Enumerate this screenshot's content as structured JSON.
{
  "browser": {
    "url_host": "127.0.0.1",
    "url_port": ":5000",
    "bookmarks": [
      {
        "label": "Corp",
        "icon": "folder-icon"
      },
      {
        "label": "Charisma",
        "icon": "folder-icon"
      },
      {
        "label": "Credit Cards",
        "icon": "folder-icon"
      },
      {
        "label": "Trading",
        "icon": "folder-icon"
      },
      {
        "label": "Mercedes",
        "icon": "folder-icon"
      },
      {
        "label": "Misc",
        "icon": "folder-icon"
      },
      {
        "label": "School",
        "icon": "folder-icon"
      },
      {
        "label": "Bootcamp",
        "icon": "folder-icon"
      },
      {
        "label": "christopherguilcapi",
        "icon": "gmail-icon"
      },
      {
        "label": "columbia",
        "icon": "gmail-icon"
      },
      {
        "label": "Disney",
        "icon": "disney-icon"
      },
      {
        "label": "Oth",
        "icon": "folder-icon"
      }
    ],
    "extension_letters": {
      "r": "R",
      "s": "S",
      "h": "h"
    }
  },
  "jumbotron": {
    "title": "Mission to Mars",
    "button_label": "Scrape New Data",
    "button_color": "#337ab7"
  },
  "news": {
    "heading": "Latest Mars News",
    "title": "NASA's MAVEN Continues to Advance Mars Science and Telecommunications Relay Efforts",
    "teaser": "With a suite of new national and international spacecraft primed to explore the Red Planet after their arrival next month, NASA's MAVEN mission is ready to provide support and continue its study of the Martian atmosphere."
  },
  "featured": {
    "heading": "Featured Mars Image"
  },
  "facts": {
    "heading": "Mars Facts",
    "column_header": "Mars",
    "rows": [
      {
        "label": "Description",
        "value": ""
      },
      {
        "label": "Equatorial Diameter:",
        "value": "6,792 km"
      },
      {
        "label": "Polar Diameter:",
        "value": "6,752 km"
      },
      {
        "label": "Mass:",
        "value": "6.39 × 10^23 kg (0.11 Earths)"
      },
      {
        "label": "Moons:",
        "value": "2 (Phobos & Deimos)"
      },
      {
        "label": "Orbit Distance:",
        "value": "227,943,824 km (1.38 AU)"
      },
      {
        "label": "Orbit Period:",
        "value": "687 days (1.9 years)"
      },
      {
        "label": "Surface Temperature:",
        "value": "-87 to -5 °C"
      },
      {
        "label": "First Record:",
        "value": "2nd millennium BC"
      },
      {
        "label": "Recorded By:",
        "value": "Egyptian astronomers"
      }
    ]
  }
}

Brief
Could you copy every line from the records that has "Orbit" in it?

Problem solution
        "label": "Orbit Distance:",
        "label": "Orbit Period:",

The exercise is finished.